Which Processes to Automate: Reactive – Proactive – Predictive – Cognitive: Every banking process is triggered by something. Robotic Process Automation lends itself easily to processes that are triggered proactively or reactively. An example of a reactively triggered process is a relationship manager being notified as soon as his customer enters the branch. A proactive process is anticipatory; the automatic dispatching of a fresh checkbook when a customer issues the last check in his booklet, is an example of such a process.
A predictively triggered process is set in motion based on a reading of data patterns. For example, if a customer’s transaction activity drops for three months in a row, it might signal that she has moved some business to another bank, and therefore trigger a particularly attractive promotional offer to win her back. This process can be fully automated since it is rule-based.
When the trigger is cognitive in nature – requiring a human skill such as natural language understanding, for instance – it will take a combination of RPA and other elements of AI to automate the related process. Think of a simple service request sent via email.
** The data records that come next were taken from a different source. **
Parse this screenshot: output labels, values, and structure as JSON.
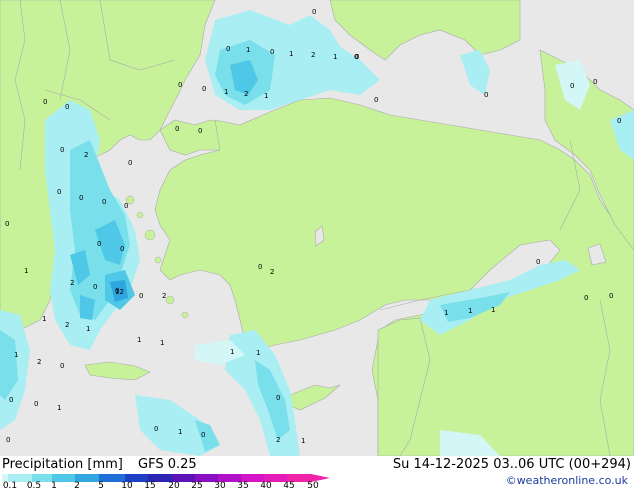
{
  "footer": {
    "title": "Precipitation [mm]",
    "model": "GFS 0.25",
    "valid_time": "Su 14-12-2025 03..06 UTC (00+294)",
    "credit": "©weatheronline.co.uk"
  },
  "legend": {
    "values": [
      "0.1",
      "0.5",
      "1",
      "2",
      "5",
      "10",
      "15",
      "20",
      "25",
      "30",
      "35",
      "40",
      "45",
      "50"
    ],
    "colors": [
      "#d3f6f7",
      "#a9eef2",
      "#78dfeb",
      "#4fc7e6",
      "#2fa6df",
      "#1f6fd6",
      "#1f3fc6",
      "#2a26b3",
      "#5b13b8",
      "#8a0fc2",
      "#b20fc8",
      "#d314c8",
      "#e41ab9",
      "#f024a8"
    ]
  },
  "map": {
    "colors": {
      "sea": "#e8e8e8",
      "land": "#c7f29a",
      "border": "#a9a9a9"
    },
    "labels": [
      "0",
      "0",
      "1",
      "0",
      "1",
      "2",
      "1",
      "0",
      "0",
      "1",
      "2",
      "1",
      "0",
      "0",
      "0",
      "0",
      "0",
      "0",
      "0",
      "0",
      "0",
      "0",
      "0",
      "0",
      "0",
      "0",
      "0",
      "0",
      "0",
      "0",
      "0",
      "2",
      "0",
      "0",
      "0",
      "1",
      "2",
      "0",
      "0",
      "0",
      "2",
      "1",
      "2",
      "1",
      "12",
      "1",
      "1",
      "1",
      "2",
      "0",
      "0",
      "0",
      "1",
      "1",
      "1",
      "0",
      "0",
      "1",
      "0",
      "0",
      "2",
      "1",
      "1",
      "1",
      "1",
      "0",
      "2",
      "0"
    ]
  }
}
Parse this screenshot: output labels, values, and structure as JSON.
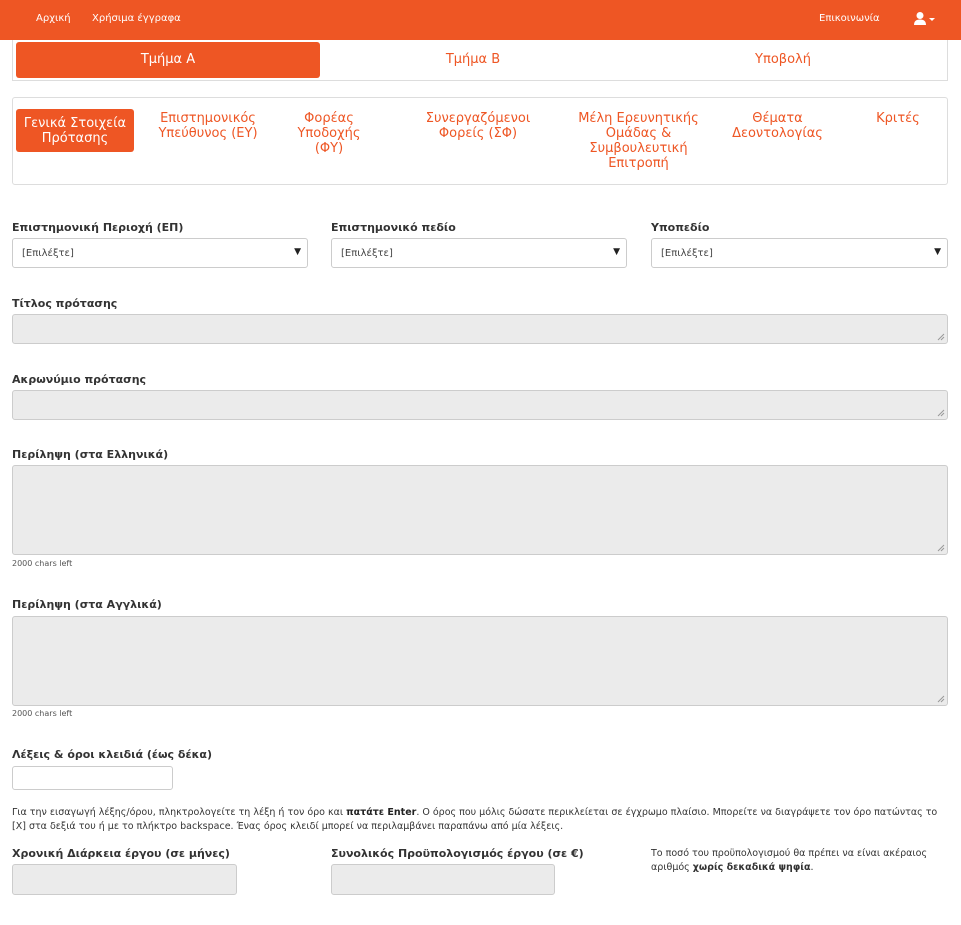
{
  "nav": {
    "home": "Αρχική",
    "docs": "Χρήσιμα έγγραφα",
    "contact": "Επικοινωνία"
  },
  "sections": {
    "a": "Τμήμα Α",
    "b": "Τμήμα Β",
    "submit": "Υποβολή"
  },
  "subtabs": {
    "general_line1": "Γενικά Στοιχεία",
    "general_line2": "Πρότασης",
    "sci_resp_line1": "Επιστημονικός",
    "sci_resp_line2": "Υπεύθυνος (ΕΥ)",
    "host_line1": "Φορέας",
    "host_line2": "Υποδοχής",
    "host_line3": "(ΦΥ)",
    "partners_line1": "Συνεργαζόμενοι",
    "partners_line2": "Φορείς (ΣΦ)",
    "team_line1": "Μέλη Ερευνητικής",
    "team_line2": "Ομάδας &",
    "team_line3": "Συμβουλευτική",
    "team_line4": "Επιτροπή",
    "ethics_line1": "Θέματα",
    "ethics_line2": "Δεοντολογίας",
    "reviewers": "Κριτές"
  },
  "form": {
    "sci_area_label": "Επιστημονική Περιοχή (ΕΠ)",
    "sci_area_value": "[Επιλέξτε]",
    "sci_field_label": "Επιστημονικό πεδίο",
    "sci_field_value": "[Επιλέξτε]",
    "subfield_label": "Υποπεδίο",
    "subfield_value": "[Επιλέξτε]",
    "title_label": "Τίτλος πρότασης",
    "acronym_label": "Ακρωνύμιο πρότασης",
    "abstract_el_label": "Περίληψη (στα Ελληνικά)",
    "abstract_el_counter": "2000 chars left",
    "abstract_en_label": "Περίληψη (στα Αγγλικά)",
    "abstract_en_counter": "2000 chars left",
    "keywords_label": "Λέξεις & όροι κλειδιά (έως δέκα)",
    "keywords_help_1": "Για την εισαγωγή λέξης/όρου, πληκτρολογείτε τη λέξη ή τον όρο και ",
    "keywords_help_bold": "πατάτε Enter",
    "keywords_help_2": ". Ο όρος που μόλις δώσατε περικλείεται σε έγχρωμο πλαίσιο. Μπορείτε να διαγράψετε τον όρο πατώντας το [X] στα δεξιά του ή με το πλήκτρο backspace. Ένας όρος κλειδί μπορεί να περιλαμβάνει παραπάνω από μία λέξεις.",
    "duration_label": "Χρονική Διάρκεια έργου (σε μήνες)",
    "budget_label": "Συνολικός Προϋπολογισμός έργου (σε €)",
    "budget_note_1": "Το ποσό του προϋπολογισμού θα πρέπει να είναι ακέραιος αριθμός ",
    "budget_note_bold": "χωρίς δεκαδικά ψηφία",
    "budget_note_2": "."
  },
  "colors": {
    "accent": "#ee5624",
    "field_bg": "#ebebeb"
  }
}
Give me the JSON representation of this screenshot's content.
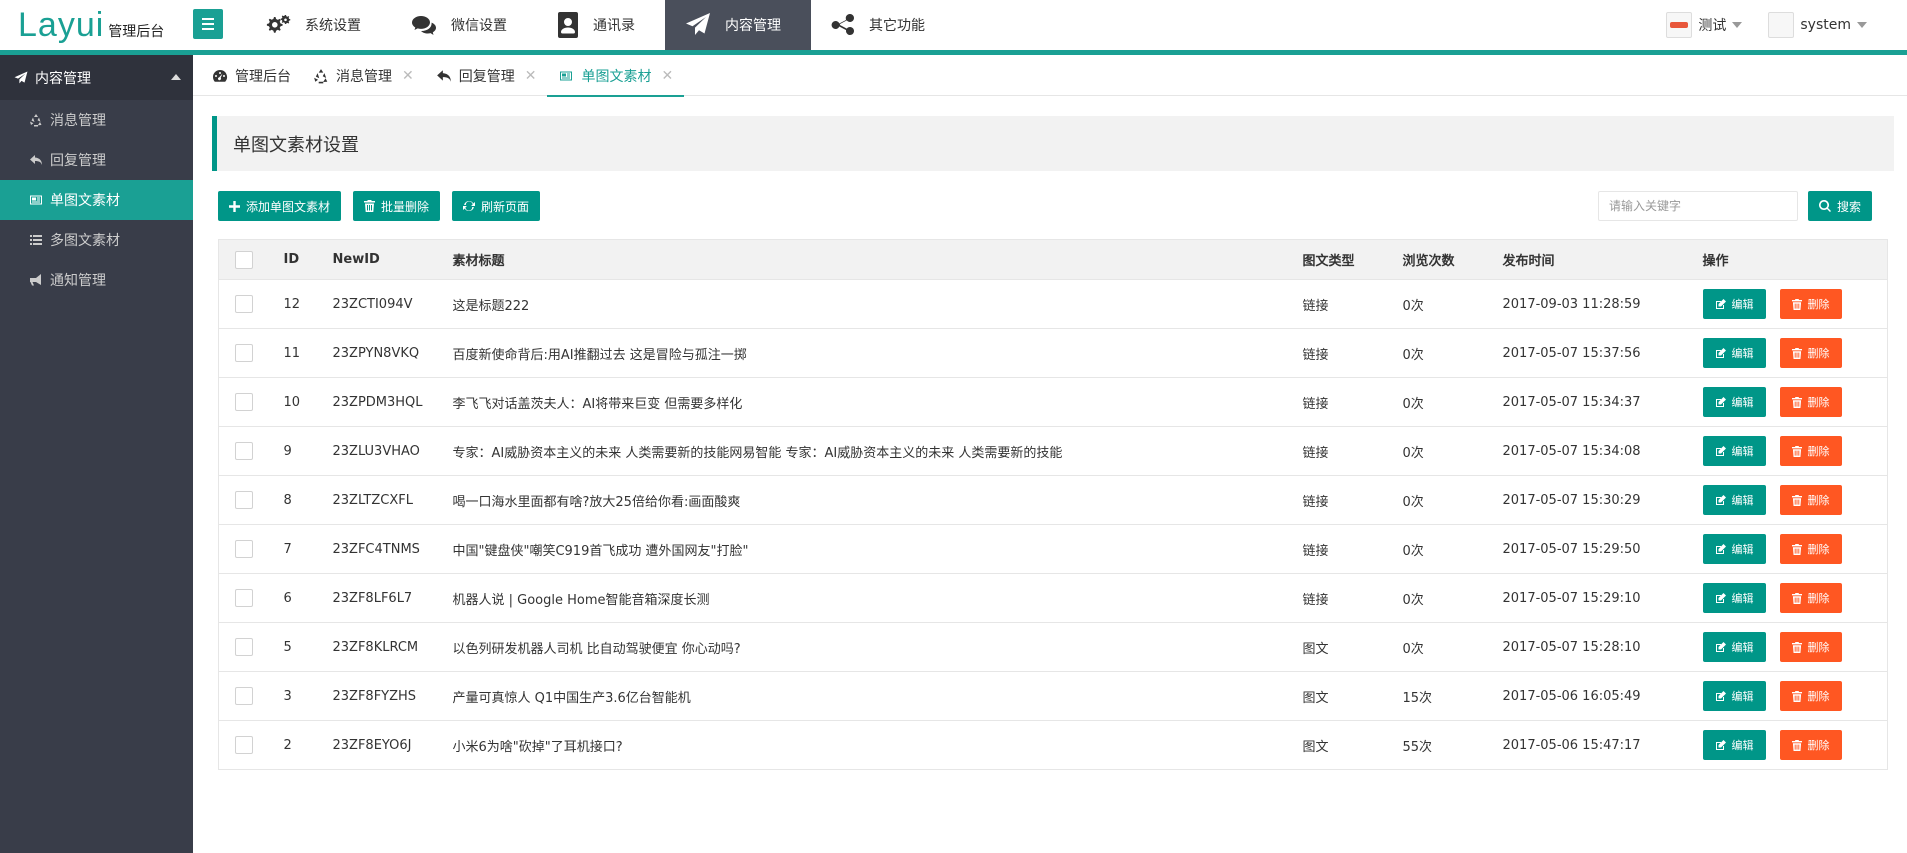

Robotic Process Automation can do nothing until an AI tool with Natural Language capability, such as a chatbot, reads the email and instructs the software.
The way forward
From the above discussion it is clear that banks can begin their journey of automation with RPA, but will someday need to step up to solutions that take advantage of other AI capabilities to automate their trickier processes (non-deterministic, not documented, cognitively triggered etc.). A bank’s progress from deterministic to predictive to cognitive processes marks the increasing maturity of its automation capabilities, as well as the increasing business value it generates from automation.
In the early stages of automating deterministic processes, the bank gains operational efficiencies. In the middle stages, when it uses analytics to drive operations and make predictions, the bank becomes more proactive and resistant to business disruption. When it manages to automate cognitive processes, the bank will get to a state where its systems learn on their own. At that point, knowledge management will play a vital role by reducing the bank’s dependence on individuals.
That being said, it is not necessary for a bank to transition sequentially from one stage to the other; it could choose to run multiple initiatives of varying automation maturity levels in parallel. However, before getting into anything the bank would do well to lay out its vision for the future and get the right partner on board. A vendor with full spectrum capability, and a strong track record in financial services automation would be an invaluable ally in this important journey.